Even though the stock yields 3.4%, above the yield on the broader market, dividend growth of less than 1% won’t even track inflation going forward. Much better dividend growth can be had from stocks with comparable yields.
Nucor (NYSE: NUE) is a U.S. based steel manufacturer with a $14 billion market capitalization. To the company’s credit, Nucor navigated the financial crisis much better than its rival steel stocks. Late last year, Nucor increased its dividend for the 40th year in a row. Nucor has raised its dividend every year since it first began paying dividends in 1973. More telling for me, however, is that the most recent dividend increase was only one half of one percent.
Nucor is still struggling to return to solid financial footing, and its share price has traded between $40 per share and $50 per share since 2009. The company recently reported uninspiring full-year results.
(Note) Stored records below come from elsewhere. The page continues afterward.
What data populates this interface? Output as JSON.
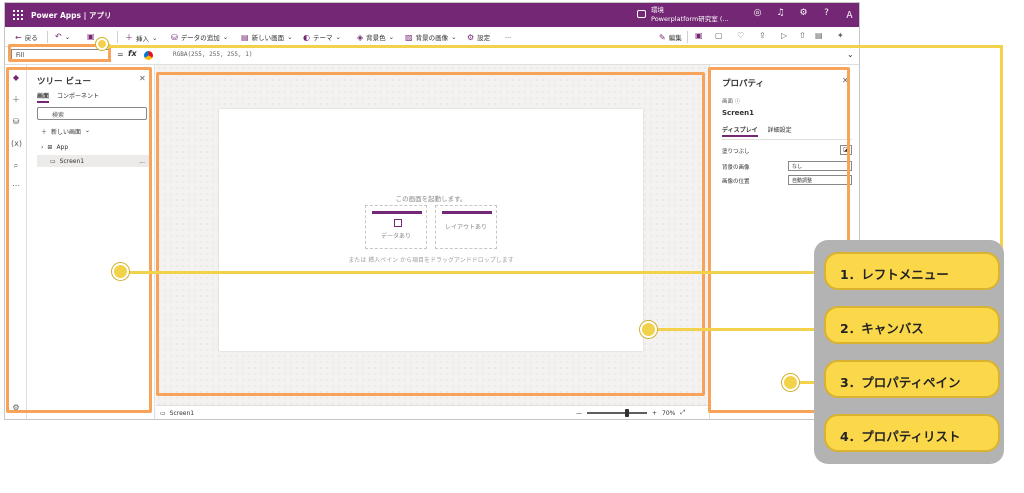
{
  "titlebar": {
    "app_title": "Power Apps | アプリ",
    "env_label": "環境",
    "env_name": "Powerplatform研究室 (..."
  },
  "commandbar": {
    "back": "戻る",
    "insert": "挿入",
    "add_data": "データの追加",
    "new_screen": "新しい画面",
    "theme": "テーマ",
    "bg_color": "背景色",
    "bg_image": "背景の画像",
    "settings": "設定",
    "more": "...",
    "edit": "編集"
  },
  "formulabar": {
    "property": "Fill",
    "eq": "=",
    "fx": "fx",
    "formula": "RGBA(255, 255, 255, 1)"
  },
  "treeview": {
    "title": "ツリー ビュー",
    "tab_screens": "画面",
    "tab_components": "コンポーネント",
    "search_placeholder": "検索",
    "new_screen": "新しい画面",
    "nodes": [
      {
        "label": "App"
      },
      {
        "label": "Screen1"
      }
    ],
    "node_more": "..."
  },
  "canvas": {
    "hint": "この画面を起動します。",
    "template_data": "データあり",
    "template_layout": "レイアウトあり",
    "hint2": "または 挿入ペイン から項目をドラッグアンドドロップします"
  },
  "statusbar": {
    "screen": "Screen1",
    "zoom_minus": "—",
    "zoom_plus": "+",
    "zoom_level": "70%",
    "zoom_fraction": 0.7
  },
  "properties": {
    "title": "プロパティ",
    "kind": "画面",
    "name": "Screen1",
    "tab_display": "ディスプレイ",
    "tab_advanced": "詳細設定",
    "rows": [
      {
        "label": "塗りつぶし",
        "value": ""
      },
      {
        "label": "背景の画像",
        "value": "なし"
      },
      {
        "label": "画像の位置",
        "value": "自動調整"
      }
    ]
  },
  "legend": {
    "items": [
      "1．レフトメニュー",
      "2．キャンバス",
      "3．プロパティペイン",
      "4．プロパティリスト"
    ]
  },
  "colors": {
    "brand": "#742774",
    "annotation_box": "#f7a45a",
    "annotation_line": "#f2d24a",
    "legend_panel": "#b3b3b3"
  }
}
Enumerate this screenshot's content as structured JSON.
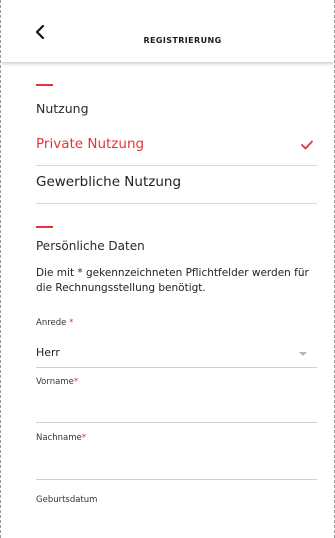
{
  "header": {
    "title": "REGISTRIERUNG",
    "back_icon": "chevron-left-icon"
  },
  "usage": {
    "heading": "Nutzung",
    "options": [
      {
        "label": "Private Nutzung",
        "selected": true
      },
      {
        "label": "Gewerbliche Nutzung",
        "selected": false
      }
    ]
  },
  "personal": {
    "heading": "Persönliche Daten",
    "info": "Die mit * gekennzeichneten Pflichtfelder werden für die Rechnungsstellung benötigt.",
    "salutation": {
      "label": "Anrede",
      "required_mark": "*",
      "value": "Herr"
    },
    "first_name": {
      "label": "Vorname",
      "required_mark": "*",
      "value": ""
    },
    "last_name": {
      "label": "Nachname",
      "required_mark": "*",
      "value": ""
    },
    "birth_date": {
      "label": "Geburtsdatum",
      "value": ""
    }
  },
  "colors": {
    "accent": "#e5323c",
    "divider": "#d8d8d8"
  }
}
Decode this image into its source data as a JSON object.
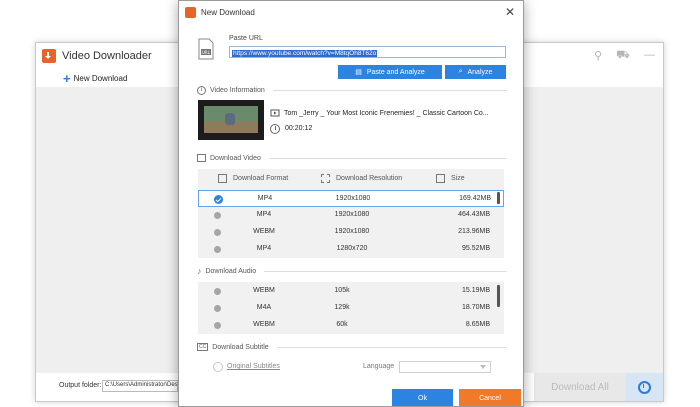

Consolidated net earnings per diluted share collapsed 36% in 2012, to $1.58 per share from $2.45 per share the year prior.
The bottom line
In the rush to buy dividend stocks, it’s important to not lose sight of one of the best ways to evaluate dividend stocks. Not all dividends are created equal, and just because a company pays a dividend, doesn’t automatically make its stock an immediate buy.
Focusing on the trajectory a company’s dividend has taken over both the long term and short term provides much-needed clarity into a company’s level of shareholder friendliness. Those stocks that have frozen their payouts are signaling the market that all is probably not well. Companies can only pay dividends out of profits, so if dividend growth stalls, it may be a sign that business is slowing.
Furthermore, companies that provide investors token dividend increases of a fraction of a percent every year are likely just trying to remain on lists, such as the Dividend Aristocrats, rather than meaningfully trying to reward shareholders. These stocks have high dividend yields, but growth of their distributions has slowed to a grinding halt in recent years. While it’s too soon to declare certain doom for these dividends, it’s worth keeping an eye on going forward.
Robert Ciura has no position in any stocks mentioned. The Motley Fool recommends Nucor. Try any of our Foolish newsletter services free for 30 days. We Fools may not all hold the same opinions, but we all believe that considering a diverse range of insights makes us better investors. The Motley Fool has a disclosure policy. Is this post wrong? Click here. Think you can do better? Join us and write your own!